> Work request: Copy out the entries that follow exactly, leaving out the pictures.

BEGIN Study material

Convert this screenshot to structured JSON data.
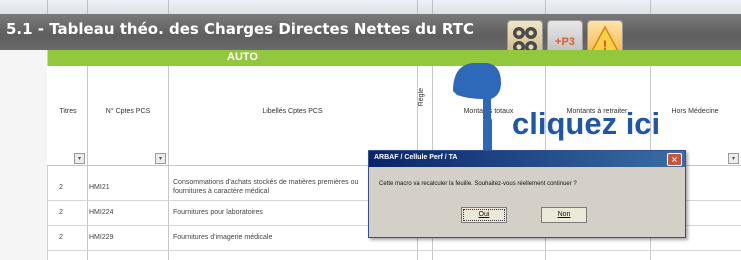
{
  "sheet": {
    "title": "5.1 - Tableau théo. des Charges Directes Nettes du RTC",
    "section_label": "AUTO",
    "column_headers": [
      "Titres",
      "N° Cptes PCS",
      "Libellés Cptes PCS",
      "Règle",
      "Montants totaux",
      "Montants à retraiter",
      "Hors Médecine"
    ],
    "filter_glyph": "▾",
    "rows": [
      {
        "titre": "2",
        "compte": "HMI21",
        "libelle": "Consommations d'achats stockés de matières premières ou fournitures à caractère médical"
      },
      {
        "titre": "2",
        "compte": "HMI224",
        "libelle": "Fournitures pour laboratoires"
      },
      {
        "titre": "2",
        "compte": "HMI229",
        "libelle": "Fournitures d'imagerie médicale"
      }
    ]
  },
  "toolbar": {
    "btn_b_label": "+P3",
    "btn_c_label": "!"
  },
  "overlay": {
    "callout_text": "cliquez ici"
  },
  "dialog": {
    "title": "ARBAF / Cellule Perf / TA",
    "message": "Cette macro va recalculer la feuille. Souhaitez-vous réellement continuer ?",
    "yes_label": "Oui",
    "no_label": "Non",
    "close_glyph": "×"
  },
  "colors": {
    "title_bar": "#6b6b6b",
    "auto_band": "#92c83e",
    "callout_blue": "#1f56a8",
    "dialog_title": "#0a246a"
  }
}
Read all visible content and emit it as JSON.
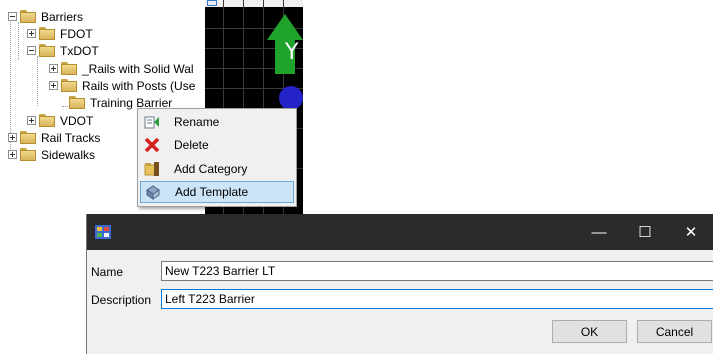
{
  "tree": {
    "items": [
      {
        "label": "Barriers",
        "toggle": "minus"
      },
      {
        "label": "FDOT",
        "toggle": "plus"
      },
      {
        "label": "TxDOT",
        "toggle": "minus"
      },
      {
        "label": "_Rails with Solid Wal",
        "toggle": "plus"
      },
      {
        "label": "Rails with Posts (Use",
        "toggle": "plus"
      },
      {
        "label": "Training Barrier",
        "toggle": "none"
      },
      {
        "label": "VDOT",
        "toggle": "plus"
      },
      {
        "label": "Rail Tracks",
        "toggle": "plus"
      },
      {
        "label": "Sidewalks",
        "toggle": "plus"
      }
    ]
  },
  "viewport": {
    "axis_label": "Y",
    "arrow_color": "#1fa32a",
    "node_color": "#2323c8"
  },
  "context_menu": {
    "items": [
      {
        "label": "Rename",
        "icon": "rename-icon"
      },
      {
        "label": "Delete",
        "icon": "delete-x-icon"
      },
      {
        "label": "Add Category",
        "icon": "add-category-icon"
      },
      {
        "label": "Add Template",
        "icon": "add-template-icon",
        "highlighted": true
      }
    ]
  },
  "dialog": {
    "title": "",
    "icon": "app-icon",
    "minimize": "—",
    "maximize": "☐",
    "close": "✕",
    "name_label": "Name",
    "name_value": "New T223 Barrier LT",
    "description_label": "Description",
    "description_value": "Left T223 Barrier",
    "ok_label": "OK",
    "cancel_label": "Cancel"
  }
}
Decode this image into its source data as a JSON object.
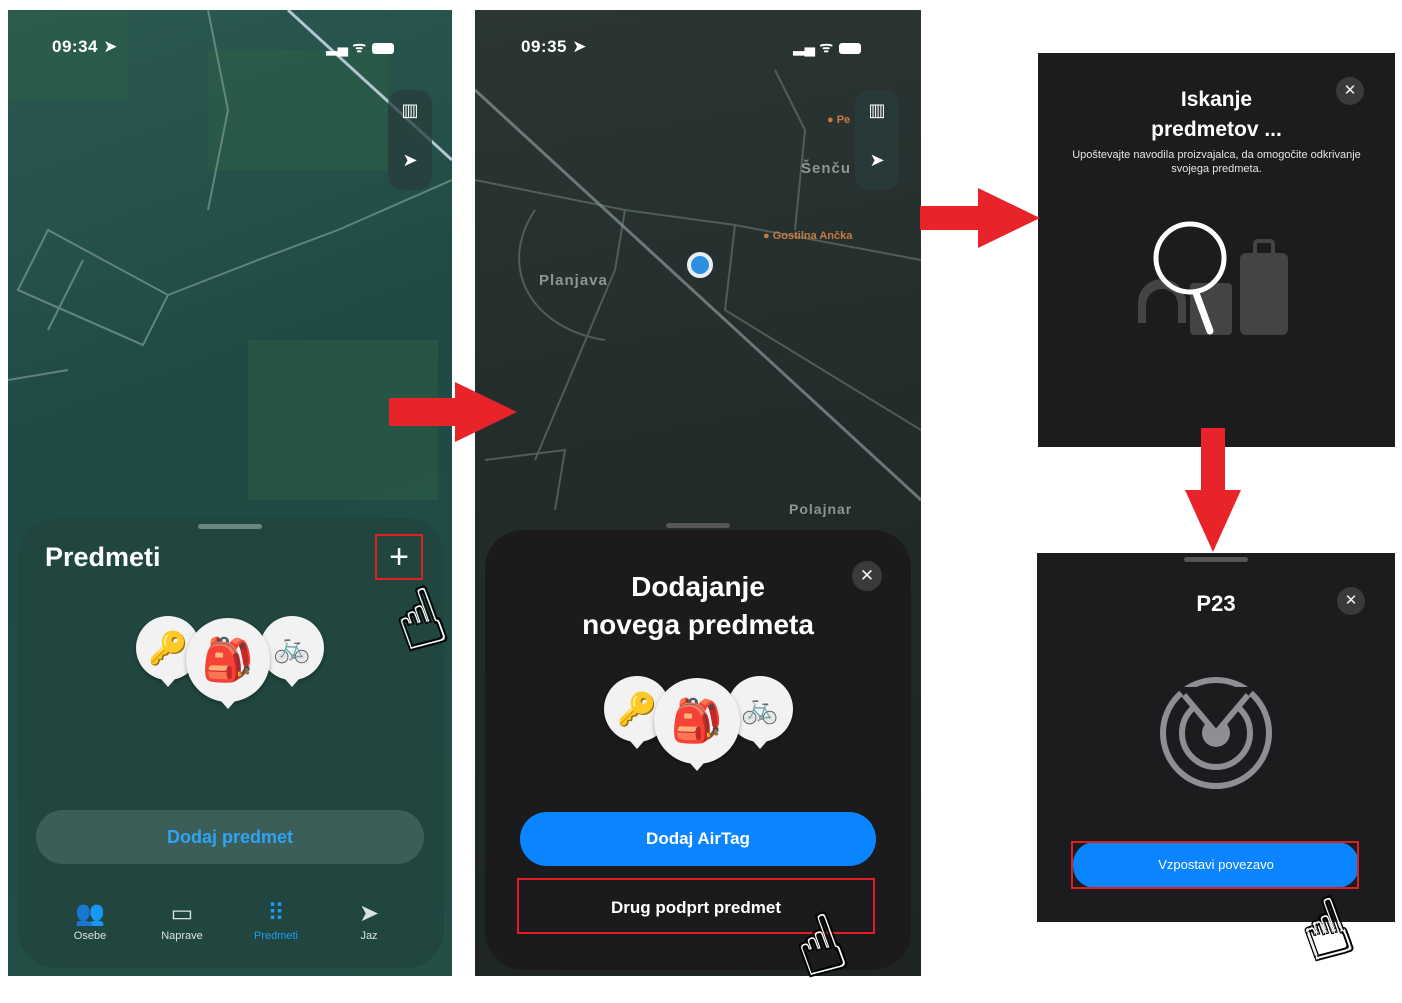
{
  "panel1": {
    "time": "09:34",
    "sheet_title": "Predmeti",
    "add_icon": "+",
    "add_item_button": "Dodaj predmet",
    "tabs": [
      {
        "label": "Osebe",
        "icon": "people-icon"
      },
      {
        "label": "Naprave",
        "icon": "devices-icon"
      },
      {
        "label": "Predmeti",
        "icon": "items-icon"
      },
      {
        "label": "Jaz",
        "icon": "location-arrow-icon"
      }
    ],
    "active_tab": "Predmeti"
  },
  "panel2": {
    "time": "09:35",
    "map_labels": {
      "place1": "Planjava",
      "place2": "Šenču",
      "place3": "Polajnar",
      "poi1": "Gostilna Ančka",
      "poi2": "Pe"
    },
    "sheet_title_line1": "Dodajanje",
    "sheet_title_line2": "novega predmeta",
    "airtag_button": "Dodaj AirTag",
    "other_item_button": "Drug podprt predmet",
    "close": "✕"
  },
  "panel3": {
    "title_line1": "Iskanje",
    "title_line2": "predmetov ...",
    "subtitle": "Upoštevajte navodila proizvajalca, da omogočite odkrivanje svojega predmeta.",
    "close": "✕"
  },
  "panel4": {
    "title": "P23",
    "connect_button": "Vzpostavi povezavo",
    "close": "✕"
  },
  "colors": {
    "accent_blue": "#0a84ff",
    "highlight_red": "#e02020",
    "arrow_red": "#e8232a"
  }
}
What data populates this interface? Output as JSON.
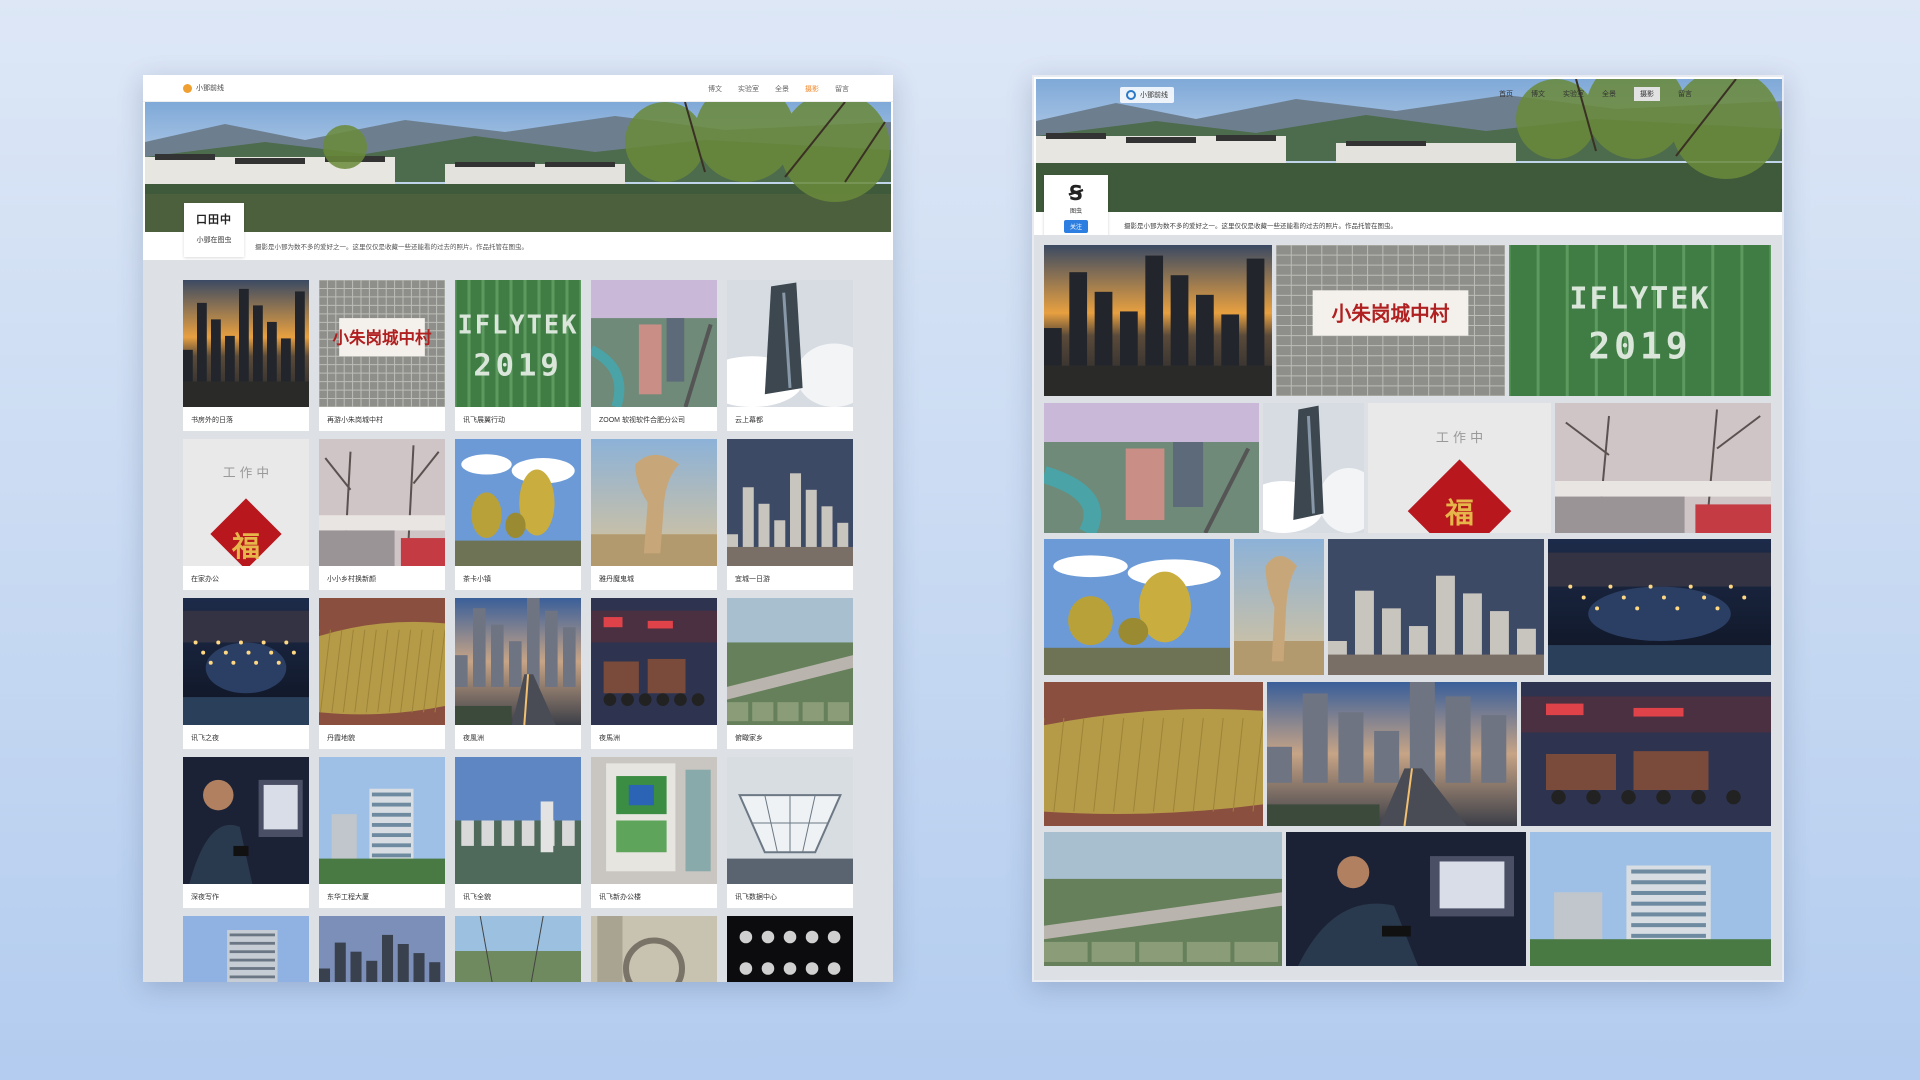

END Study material

> Answer section:
Convert this screenshot to structured JSON data.
{
  "sheet": {
    "title": "5.1 - Tableau théo. des Charges Directes Nettes du RTC",
    "section_label": "AUTO",
    "column_headers": [
      "Titres",
      "N° Cptes PCS",
      "Libellés Cptes PCS",
      "Règle",
      "Montants totaux",
      "Montants à retraiter",
      "Hors Médecine"
    ],
    "filter_glyph": "▾",
    "rows": [
      {
        "titre": "2",
        "compte": "HMI21",
        "libelle": "Consommations d'achats stockés de matières premières ou fournitures à caractère médical"
      },
      {
        "titre": "2",
        "compte": "HMI224",
        "libelle": "Fournitures pour laboratoires"
      },
      {
        "titre": "2",
        "compte": "HMI229",
        "libelle": "Fournitures d'imagerie médicale"
      }
    ]
  },
  "toolbar": {
    "btn_b_label": "+P3",
    "btn_c_label": "!"
  },
  "overlay": {
    "callout_text": "cliquez ici"
  },
  "dialog": {
    "title": "ARBAF / Cellule Perf / TA",
    "message": "Cette macro va recalculer la feuille. Souhaitez-vous réellement continuer ?",
    "yes_label": "Oui",
    "no_label": "Non",
    "close_glyph": "×"
  },
  "colors": {
    "title_bar": "#6b6b6b",
    "auto_band": "#92c83e",
    "callout_blue": "#1f56a8",
    "dialog_title": "#0a246a"
  }
}
Read all visible content and emit it as JSON.
{
  "tree": {
    "items": [
      {
        "label": "Barriers",
        "toggle": "minus"
      },
      {
        "label": "FDOT",
        "toggle": "plus"
      },
      {
        "label": "TxDOT",
        "toggle": "minus"
      },
      {
        "label": "_Rails with Solid Wal",
        "toggle": "plus"
      },
      {
        "label": "Rails with Posts (Use",
        "toggle": "plus"
      },
      {
        "label": "Training Barrier",
        "toggle": "none"
      },
      {
        "label": "VDOT",
        "toggle": "plus"
      },
      {
        "label": "Rail Tracks",
        "toggle": "plus"
      },
      {
        "label": "Sidewalks",
        "toggle": "plus"
      }
    ]
  },
  "viewport": {
    "axis_label": "Y",
    "arrow_color": "#1fa32a",
    "node_color": "#2323c8"
  },
  "context_menu": {
    "items": [
      {
        "label": "Rename",
        "icon": "rename-icon"
      },
      {
        "label": "Delete",
        "icon": "delete-x-icon"
      },
      {
        "label": "Add Category",
        "icon": "add-category-icon"
      },
      {
        "label": "Add Template",
        "icon": "add-template-icon",
        "highlighted": true
      }
    ]
  },
  "dialog": {
    "title": "",
    "icon": "app-icon",
    "minimize": "—",
    "maximize": "☐",
    "close": "✕",
    "name_label": "Name",
    "name_value": "New T223 Barrier LT",
    "description_label": "Description",
    "description_value": "Left T223 Barrier",
    "ok_label": "OK",
    "cancel_label": "Cancel"
  }
}
Decode this image into its source data as a JSON object.
{
  "panel1": {
    "time": "09:34",
    "sheet_title": "Predmeti",
    "add_icon": "+",
    "add_item_button": "Dodaj predmet",
    "tabs": [
      {
        "label": "Osebe",
        "icon": "people-icon"
      },
      {
        "label": "Naprave",
        "icon": "devices-icon"
      },
      {
        "label": "Predmeti",
        "icon": "items-icon"
      },
      {
        "label": "Jaz",
        "icon": "location-arrow-icon"
      }
    ],
    "active_tab": "Predmeti"
  },
  "panel2": {
    "time": "09:35",
    "map_labels": {
      "place1": "Planjava",
      "place2": "Šenču",
      "place3": "Polajnar",
      "poi1": "Gostilna Ančka",
      "poi2": "Pe"
    },
    "sheet_title_line1": "Dodajanje",
    "sheet_title_line2": "novega predmeta",
    "airtag_button": "Dodaj AirTag",
    "other_item_button": "Drug podprt predmet",
    "close": "✕"
  },
  "panel3": {
    "title_line1": "Iskanje",
    "title_line2": "predmetov ...",
    "subtitle": "Upoštevajte navodila proizvajalca, da omogočite odkrivanje svojega predmeta.",
    "close": "✕"
  },
  "panel4": {
    "title": "P23",
    "connect_button": "Vzpostavi povezavo",
    "close": "✕"
  },
  "colors": {
    "accent_blue": "#0a84ff",
    "highlight_red": "#e02020",
    "arrow_red": "#e8232a"
  }
}
What data populates this interface? Output as JSON.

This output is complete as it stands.